Exercise instructions: Return each of the entries below word for word.

Information shown:
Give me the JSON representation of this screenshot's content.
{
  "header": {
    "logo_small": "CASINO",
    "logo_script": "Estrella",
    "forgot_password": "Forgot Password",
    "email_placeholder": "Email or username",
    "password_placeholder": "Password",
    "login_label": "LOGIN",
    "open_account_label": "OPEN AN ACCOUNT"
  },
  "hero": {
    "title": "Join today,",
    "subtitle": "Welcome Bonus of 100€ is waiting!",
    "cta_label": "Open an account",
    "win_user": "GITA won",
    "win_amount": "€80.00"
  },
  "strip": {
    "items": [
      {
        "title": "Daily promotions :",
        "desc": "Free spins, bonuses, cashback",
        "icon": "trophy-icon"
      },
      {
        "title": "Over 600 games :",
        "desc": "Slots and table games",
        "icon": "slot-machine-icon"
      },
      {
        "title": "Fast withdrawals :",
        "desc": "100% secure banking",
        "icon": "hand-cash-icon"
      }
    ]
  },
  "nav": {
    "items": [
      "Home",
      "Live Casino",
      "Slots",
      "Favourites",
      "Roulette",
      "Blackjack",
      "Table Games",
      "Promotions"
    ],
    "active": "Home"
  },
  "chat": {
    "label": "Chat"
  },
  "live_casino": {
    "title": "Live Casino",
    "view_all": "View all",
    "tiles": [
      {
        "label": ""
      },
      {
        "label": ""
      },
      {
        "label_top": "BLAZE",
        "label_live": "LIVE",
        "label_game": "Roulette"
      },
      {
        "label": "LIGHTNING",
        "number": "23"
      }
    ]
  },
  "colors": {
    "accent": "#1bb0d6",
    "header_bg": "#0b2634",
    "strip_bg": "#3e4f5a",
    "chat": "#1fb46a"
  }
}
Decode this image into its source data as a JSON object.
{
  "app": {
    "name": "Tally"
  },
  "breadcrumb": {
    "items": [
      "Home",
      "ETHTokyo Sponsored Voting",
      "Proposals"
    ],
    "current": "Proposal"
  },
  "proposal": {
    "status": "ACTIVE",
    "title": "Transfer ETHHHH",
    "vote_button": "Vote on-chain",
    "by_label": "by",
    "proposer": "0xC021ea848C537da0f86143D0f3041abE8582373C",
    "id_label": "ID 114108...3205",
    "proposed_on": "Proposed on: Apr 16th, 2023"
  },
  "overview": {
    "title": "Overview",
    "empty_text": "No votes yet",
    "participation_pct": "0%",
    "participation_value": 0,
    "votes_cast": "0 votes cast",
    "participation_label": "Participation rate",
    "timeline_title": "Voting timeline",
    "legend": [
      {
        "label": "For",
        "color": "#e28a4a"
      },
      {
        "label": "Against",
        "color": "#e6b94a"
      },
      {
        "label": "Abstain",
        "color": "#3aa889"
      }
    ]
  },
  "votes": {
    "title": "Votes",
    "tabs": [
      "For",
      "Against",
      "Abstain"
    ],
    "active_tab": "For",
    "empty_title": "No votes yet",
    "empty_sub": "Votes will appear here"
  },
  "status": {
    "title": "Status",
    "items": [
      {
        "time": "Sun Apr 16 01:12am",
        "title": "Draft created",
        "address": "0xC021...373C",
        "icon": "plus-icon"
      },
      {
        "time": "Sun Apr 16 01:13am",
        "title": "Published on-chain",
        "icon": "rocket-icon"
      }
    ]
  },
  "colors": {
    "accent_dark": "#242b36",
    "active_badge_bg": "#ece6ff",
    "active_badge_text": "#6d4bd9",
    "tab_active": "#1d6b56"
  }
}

Solution for this problem:
Give me the JSON representation of this screenshot's content.
{
  "header": {
    "logo_small": "CASINO",
    "logo_script": "Estrella",
    "forgot_password": "Forgot Password",
    "email_placeholder": "Email or username",
    "password_placeholder": "Password",
    "login_label": "LOGIN",
    "open_account_label": "OPEN AN ACCOUNT"
  },
  "hero": {
    "title": "Join today,",
    "subtitle": "Welcome Bonus of 100€ is waiting!",
    "cta_label": "Open an account",
    "win_user": "GITA won",
    "win_amount": "€80.00"
  },
  "strip": {
    "items": [
      {
        "title": "Daily promotions :",
        "desc": "Free spins, bonuses, cashback",
        "icon": "trophy-icon"
      },
      {
        "title": "Over 600 games :",
        "desc": "Slots and table games",
        "icon": "slot-machine-icon"
      },
      {
        "title": "Fast withdrawals :",
        "desc": "100% secure banking",
        "icon": "hand-cash-icon"
      }
    ]
  },
  "nav": {
    "items": [
      "Home",
      "Live Casino",
      "Slots",
      "Favourites",
      "Roulette",
      "Blackjack",
      "Table Games",
      "Promotions"
    ],
    "active": "Home"
  },
  "chat": {
    "label": "Chat"
  },
  "live_casino": {
    "title": "Live Casino",
    "view_all": "View all",
    "tiles": [
      {
        "label": ""
      },
      {
        "label": ""
      },
      {
        "label_top": "BLAZE",
        "label_live": "LIVE",
        "label_game": "Roulette"
      },
      {
        "label": "LIGHTNING",
        "number": "23"
      }
    ]
  },
  "colors": {
    "accent": "#1bb0d6",
    "header_bg": "#0b2634",
    "strip_bg": "#3e4f5a",
    "chat": "#1fb46a"
  }
}
Decode this image into its source data as a JSON object.
{
  "app": {
    "name": "Tally"
  },
  "breadcrumb": {
    "items": [
      "Home",
      "ETHTokyo Sponsored Voting",
      "Proposals"
    ],
    "current": "Proposal"
  },
  "proposal": {
    "status": "ACTIVE",
    "title": "Transfer ETHHHH",
    "vote_button": "Vote on-chain",
    "by_label": "by",
    "proposer": "0xC021ea848C537da0f86143D0f3041abE8582373C",
    "id_label": "ID 114108...3205",
    "proposed_on": "Proposed on: Apr 16th, 2023"
  },
  "overview": {
    "title": "Overview",
    "empty_text": "No votes yet",
    "participation_pct": "0%",
    "participation_value": 0,
    "votes_cast": "0 votes cast",
    "participation_label": "Participation rate",
    "timeline_title": "Voting timeline",
    "legend": [
      {
        "label": "For",
        "color": "#e28a4a"
      },
      {
        "label": "Against",
        "color": "#e6b94a"
      },
      {
        "label": "Abstain",
        "color": "#3aa889"
      }
    ]
  },
  "votes": {
    "title": "Votes",
    "tabs": [
      "For",
      "Against",
      "Abstain"
    ],
    "active_tab": "For",
    "empty_title": "No votes yet",
    "empty_sub": "Votes will appear here"
  },
  "status": {
    "title": "Status",
    "items": [
      {
        "time": "Sun Apr 16 01:12am",
        "title": "Draft created",
        "address": "0xC021...373C",
        "icon": "plus-icon"
      },
      {
        "time": "Sun Apr 16 01:13am",
        "title": "Published on-chain",
        "icon": "rocket-icon"
      }
    ]
  },
  "colors": {
    "accent_dark": "#242b36",
    "active_badge_bg": "#ece6ff",
    "active_badge_text": "#6d4bd9",
    "tab_active": "#1d6b56"
  }
}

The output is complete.